Work instruction: The answer is every line of the records that holds the word "label", copied in full.
== Task data
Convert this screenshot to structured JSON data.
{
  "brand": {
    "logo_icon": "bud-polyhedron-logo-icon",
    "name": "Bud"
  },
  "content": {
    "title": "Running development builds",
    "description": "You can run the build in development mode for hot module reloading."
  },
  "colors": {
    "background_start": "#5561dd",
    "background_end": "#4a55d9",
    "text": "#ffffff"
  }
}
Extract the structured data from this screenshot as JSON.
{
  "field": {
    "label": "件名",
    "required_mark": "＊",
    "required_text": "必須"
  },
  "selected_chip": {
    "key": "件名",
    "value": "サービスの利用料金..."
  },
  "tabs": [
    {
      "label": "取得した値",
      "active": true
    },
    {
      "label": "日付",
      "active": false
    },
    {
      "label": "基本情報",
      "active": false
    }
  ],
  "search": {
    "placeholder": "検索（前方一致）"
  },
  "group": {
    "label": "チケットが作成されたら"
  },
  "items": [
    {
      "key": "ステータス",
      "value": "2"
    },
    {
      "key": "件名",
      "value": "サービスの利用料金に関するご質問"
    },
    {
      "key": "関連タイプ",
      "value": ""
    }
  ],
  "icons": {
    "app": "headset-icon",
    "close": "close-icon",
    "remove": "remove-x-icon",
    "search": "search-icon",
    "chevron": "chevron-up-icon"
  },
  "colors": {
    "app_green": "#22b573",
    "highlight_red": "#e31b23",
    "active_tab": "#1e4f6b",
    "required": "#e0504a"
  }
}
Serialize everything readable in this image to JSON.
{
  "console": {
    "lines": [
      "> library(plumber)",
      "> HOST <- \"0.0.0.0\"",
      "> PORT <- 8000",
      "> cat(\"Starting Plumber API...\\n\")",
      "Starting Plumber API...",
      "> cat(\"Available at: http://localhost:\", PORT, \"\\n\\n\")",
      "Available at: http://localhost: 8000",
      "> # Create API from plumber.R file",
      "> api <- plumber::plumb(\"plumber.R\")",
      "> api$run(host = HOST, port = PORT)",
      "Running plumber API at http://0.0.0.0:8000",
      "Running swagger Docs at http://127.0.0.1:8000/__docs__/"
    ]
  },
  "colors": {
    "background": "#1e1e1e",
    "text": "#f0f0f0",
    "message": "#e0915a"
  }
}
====
Answer for the task:
    "label": "件名",
      "label": "取得した値",
      "label": "日付",
      "label": "基本情報",
    "label": "チケットが作成されたら"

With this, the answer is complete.